Your goal
For every line below that includes the word "sentence", add one; report the final number and nothing else.

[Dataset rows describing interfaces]
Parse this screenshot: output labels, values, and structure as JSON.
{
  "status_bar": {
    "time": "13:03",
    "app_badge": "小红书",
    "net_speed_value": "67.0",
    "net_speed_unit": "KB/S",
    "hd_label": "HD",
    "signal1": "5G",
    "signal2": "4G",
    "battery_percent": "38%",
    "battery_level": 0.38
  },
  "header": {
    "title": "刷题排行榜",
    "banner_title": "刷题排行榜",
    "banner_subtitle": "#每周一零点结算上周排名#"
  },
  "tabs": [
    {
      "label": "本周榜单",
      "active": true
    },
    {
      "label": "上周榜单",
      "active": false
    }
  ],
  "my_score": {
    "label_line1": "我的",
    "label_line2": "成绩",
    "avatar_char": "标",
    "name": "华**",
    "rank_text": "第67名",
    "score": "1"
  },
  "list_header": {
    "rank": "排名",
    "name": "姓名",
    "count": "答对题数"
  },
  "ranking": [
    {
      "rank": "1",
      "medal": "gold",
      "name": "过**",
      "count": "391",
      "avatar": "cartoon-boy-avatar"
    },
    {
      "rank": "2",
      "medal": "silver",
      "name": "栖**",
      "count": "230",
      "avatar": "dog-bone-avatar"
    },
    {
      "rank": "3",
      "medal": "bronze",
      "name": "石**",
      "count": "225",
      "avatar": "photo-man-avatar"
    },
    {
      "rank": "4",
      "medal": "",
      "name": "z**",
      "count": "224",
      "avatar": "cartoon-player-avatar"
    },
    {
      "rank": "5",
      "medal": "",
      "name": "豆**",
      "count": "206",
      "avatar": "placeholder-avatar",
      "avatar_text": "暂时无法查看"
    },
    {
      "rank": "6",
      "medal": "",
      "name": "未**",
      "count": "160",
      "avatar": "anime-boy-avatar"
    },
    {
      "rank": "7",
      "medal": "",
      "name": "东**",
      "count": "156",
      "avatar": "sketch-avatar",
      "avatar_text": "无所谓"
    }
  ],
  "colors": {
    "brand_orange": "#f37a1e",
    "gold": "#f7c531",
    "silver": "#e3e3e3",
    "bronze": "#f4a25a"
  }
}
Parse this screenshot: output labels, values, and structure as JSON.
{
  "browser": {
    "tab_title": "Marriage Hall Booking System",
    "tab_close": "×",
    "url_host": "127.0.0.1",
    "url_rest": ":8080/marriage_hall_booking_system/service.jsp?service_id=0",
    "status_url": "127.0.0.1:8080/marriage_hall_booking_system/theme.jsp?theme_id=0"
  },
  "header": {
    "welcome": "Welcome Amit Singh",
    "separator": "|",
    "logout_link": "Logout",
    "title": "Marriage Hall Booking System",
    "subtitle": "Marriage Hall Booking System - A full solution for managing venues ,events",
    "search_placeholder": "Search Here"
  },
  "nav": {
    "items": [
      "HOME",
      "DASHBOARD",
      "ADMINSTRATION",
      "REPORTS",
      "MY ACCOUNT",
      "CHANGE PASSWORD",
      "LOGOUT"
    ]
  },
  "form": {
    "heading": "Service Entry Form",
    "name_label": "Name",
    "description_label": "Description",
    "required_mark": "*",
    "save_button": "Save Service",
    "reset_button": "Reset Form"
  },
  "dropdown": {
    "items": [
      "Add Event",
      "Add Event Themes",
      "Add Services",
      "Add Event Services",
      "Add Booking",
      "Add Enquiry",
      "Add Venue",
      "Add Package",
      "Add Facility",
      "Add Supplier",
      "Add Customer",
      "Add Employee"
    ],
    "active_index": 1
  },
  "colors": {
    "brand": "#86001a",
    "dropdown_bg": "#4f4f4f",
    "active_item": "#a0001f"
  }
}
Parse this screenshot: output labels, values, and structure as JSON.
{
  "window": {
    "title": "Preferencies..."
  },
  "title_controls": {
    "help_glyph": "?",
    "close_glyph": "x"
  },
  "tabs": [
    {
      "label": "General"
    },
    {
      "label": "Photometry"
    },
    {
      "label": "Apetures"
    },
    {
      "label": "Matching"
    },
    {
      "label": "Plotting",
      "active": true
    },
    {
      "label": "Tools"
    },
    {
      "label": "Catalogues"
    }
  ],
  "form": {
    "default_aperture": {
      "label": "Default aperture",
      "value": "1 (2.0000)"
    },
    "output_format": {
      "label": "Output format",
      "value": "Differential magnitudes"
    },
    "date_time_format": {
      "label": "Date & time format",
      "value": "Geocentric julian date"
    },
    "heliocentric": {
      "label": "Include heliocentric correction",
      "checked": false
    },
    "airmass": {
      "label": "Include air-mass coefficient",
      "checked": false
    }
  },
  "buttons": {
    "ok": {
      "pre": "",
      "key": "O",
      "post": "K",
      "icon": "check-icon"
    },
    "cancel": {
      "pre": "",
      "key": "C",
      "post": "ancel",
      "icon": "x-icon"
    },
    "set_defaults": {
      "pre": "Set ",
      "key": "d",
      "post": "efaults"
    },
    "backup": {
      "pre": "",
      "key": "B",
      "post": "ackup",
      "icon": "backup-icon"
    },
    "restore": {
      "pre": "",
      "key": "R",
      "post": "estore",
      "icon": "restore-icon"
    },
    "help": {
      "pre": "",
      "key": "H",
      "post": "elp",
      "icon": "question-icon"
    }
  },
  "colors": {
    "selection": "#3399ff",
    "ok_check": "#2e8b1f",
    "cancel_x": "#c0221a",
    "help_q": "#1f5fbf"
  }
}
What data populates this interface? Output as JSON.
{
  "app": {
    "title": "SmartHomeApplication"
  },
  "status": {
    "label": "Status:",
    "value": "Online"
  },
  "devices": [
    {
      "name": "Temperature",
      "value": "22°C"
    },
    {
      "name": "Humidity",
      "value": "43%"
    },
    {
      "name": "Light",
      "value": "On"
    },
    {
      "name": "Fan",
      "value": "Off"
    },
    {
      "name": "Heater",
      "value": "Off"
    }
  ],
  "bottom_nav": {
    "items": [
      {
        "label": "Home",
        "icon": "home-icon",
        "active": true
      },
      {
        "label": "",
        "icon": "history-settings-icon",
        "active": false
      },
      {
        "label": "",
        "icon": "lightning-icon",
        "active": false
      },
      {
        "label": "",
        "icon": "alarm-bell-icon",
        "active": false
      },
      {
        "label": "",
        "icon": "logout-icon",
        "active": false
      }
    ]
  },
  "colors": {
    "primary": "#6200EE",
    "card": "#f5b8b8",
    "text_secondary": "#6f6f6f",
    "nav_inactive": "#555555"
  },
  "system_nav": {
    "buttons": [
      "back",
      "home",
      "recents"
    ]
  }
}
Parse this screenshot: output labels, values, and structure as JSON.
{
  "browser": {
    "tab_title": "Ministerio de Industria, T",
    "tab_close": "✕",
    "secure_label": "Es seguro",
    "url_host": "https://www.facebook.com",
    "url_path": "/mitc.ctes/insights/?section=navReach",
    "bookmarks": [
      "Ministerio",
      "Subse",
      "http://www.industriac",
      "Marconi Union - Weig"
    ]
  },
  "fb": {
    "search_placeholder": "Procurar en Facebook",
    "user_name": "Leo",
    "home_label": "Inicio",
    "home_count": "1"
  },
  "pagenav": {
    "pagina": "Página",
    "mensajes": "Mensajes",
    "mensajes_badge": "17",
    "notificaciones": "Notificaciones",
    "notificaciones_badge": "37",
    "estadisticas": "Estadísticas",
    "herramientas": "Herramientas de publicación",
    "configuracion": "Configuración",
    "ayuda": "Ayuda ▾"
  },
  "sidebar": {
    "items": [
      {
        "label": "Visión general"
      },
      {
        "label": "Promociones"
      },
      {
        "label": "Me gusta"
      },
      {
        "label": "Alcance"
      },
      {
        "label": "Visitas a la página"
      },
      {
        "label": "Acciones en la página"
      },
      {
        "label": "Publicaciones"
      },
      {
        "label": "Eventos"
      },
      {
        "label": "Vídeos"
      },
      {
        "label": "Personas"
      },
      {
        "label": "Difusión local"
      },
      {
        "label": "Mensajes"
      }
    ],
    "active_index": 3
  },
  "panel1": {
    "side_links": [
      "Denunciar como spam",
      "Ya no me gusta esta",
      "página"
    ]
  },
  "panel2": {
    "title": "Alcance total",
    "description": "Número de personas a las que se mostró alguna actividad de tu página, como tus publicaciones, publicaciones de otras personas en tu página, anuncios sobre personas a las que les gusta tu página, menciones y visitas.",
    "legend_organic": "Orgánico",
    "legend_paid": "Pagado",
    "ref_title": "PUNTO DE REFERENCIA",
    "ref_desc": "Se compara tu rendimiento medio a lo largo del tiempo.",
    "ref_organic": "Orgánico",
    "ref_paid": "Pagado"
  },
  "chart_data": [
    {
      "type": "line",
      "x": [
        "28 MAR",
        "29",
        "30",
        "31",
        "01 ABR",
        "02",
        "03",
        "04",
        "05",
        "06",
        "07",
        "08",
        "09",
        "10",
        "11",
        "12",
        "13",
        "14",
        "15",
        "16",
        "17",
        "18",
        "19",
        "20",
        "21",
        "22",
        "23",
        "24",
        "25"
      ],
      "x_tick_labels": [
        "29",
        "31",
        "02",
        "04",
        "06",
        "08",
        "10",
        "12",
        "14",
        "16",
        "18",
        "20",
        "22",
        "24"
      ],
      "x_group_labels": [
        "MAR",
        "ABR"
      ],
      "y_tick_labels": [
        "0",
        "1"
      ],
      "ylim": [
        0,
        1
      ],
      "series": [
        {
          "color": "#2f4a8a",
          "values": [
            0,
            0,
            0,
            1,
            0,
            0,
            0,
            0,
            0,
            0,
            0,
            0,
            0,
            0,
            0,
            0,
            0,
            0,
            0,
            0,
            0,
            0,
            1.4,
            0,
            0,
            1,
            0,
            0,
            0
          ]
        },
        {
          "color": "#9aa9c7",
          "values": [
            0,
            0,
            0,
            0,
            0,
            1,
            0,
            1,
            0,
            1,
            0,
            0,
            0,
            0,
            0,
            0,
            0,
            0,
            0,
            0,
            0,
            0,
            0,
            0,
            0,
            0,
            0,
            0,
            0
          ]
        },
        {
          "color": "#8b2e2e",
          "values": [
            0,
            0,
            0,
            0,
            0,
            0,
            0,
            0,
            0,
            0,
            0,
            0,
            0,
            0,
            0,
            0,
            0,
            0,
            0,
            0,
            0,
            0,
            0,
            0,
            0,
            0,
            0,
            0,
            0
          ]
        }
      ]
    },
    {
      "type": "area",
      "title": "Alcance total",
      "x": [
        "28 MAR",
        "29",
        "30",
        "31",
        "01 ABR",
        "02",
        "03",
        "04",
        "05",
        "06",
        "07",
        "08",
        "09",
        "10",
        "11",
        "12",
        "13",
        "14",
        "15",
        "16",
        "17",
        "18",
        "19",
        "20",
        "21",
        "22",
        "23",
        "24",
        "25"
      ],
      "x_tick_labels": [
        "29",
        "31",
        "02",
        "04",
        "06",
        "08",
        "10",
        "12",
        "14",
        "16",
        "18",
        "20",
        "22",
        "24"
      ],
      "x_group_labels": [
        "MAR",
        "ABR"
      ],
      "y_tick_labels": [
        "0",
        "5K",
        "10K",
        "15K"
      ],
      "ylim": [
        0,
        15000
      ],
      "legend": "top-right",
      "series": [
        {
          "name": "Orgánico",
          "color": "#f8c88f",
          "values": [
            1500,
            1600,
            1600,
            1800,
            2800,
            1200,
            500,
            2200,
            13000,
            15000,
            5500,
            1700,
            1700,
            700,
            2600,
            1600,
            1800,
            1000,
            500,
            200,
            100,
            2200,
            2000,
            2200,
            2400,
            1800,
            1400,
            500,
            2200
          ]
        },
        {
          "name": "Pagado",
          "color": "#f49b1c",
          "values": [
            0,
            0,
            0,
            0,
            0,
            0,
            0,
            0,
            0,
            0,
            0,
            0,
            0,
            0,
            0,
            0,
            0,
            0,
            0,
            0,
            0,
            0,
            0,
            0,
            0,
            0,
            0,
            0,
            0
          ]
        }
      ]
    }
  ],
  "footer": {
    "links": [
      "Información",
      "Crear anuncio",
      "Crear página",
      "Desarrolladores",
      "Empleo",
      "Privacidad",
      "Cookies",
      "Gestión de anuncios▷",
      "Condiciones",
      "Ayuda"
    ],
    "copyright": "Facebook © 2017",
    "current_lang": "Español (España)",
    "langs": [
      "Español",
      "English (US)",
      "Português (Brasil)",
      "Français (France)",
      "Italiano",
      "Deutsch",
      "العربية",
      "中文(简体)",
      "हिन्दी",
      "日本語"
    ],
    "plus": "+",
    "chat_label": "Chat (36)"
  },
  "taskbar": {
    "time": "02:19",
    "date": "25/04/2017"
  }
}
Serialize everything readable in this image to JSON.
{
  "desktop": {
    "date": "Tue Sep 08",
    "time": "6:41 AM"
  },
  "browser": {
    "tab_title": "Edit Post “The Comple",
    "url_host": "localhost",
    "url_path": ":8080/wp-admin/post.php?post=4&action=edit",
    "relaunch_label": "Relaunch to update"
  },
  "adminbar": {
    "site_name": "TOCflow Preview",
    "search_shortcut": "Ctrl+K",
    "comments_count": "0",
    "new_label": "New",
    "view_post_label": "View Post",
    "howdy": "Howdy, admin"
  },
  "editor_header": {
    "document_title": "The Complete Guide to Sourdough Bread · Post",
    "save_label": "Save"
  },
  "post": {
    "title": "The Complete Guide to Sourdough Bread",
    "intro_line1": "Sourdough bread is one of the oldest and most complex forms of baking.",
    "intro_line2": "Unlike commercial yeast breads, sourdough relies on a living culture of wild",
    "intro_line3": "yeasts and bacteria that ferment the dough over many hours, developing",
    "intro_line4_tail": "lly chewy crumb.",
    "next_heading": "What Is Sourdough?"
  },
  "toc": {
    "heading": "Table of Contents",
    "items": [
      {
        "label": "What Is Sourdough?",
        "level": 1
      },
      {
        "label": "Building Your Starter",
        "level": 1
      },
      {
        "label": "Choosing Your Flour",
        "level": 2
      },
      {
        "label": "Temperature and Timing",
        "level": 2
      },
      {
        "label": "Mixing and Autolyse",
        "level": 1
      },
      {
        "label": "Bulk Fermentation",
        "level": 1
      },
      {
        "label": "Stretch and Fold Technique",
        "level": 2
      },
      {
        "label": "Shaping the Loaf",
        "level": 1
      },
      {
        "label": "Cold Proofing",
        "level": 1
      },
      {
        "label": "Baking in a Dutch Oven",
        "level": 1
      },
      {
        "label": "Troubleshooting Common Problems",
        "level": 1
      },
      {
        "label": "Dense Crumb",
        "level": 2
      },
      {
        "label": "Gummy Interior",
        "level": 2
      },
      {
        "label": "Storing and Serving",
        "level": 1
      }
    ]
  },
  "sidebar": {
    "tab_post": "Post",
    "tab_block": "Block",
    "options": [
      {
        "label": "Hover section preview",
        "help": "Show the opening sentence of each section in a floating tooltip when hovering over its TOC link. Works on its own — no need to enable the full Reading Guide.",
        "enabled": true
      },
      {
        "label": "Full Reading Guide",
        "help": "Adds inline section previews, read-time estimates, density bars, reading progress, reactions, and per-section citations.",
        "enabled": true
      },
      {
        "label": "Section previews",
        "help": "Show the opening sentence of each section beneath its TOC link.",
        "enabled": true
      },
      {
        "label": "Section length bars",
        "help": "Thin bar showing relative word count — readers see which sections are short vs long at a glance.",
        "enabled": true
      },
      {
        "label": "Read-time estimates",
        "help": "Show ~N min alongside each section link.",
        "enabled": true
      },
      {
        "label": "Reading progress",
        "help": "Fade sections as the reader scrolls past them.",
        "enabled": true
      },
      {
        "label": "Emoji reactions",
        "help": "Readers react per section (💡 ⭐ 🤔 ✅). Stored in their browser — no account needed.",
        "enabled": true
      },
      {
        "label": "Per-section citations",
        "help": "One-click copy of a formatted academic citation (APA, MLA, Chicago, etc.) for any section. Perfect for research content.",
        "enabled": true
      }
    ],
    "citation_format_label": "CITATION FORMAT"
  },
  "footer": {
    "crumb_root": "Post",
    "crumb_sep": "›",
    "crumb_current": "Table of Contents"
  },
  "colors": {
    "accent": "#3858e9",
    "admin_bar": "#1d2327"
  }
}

Result below
2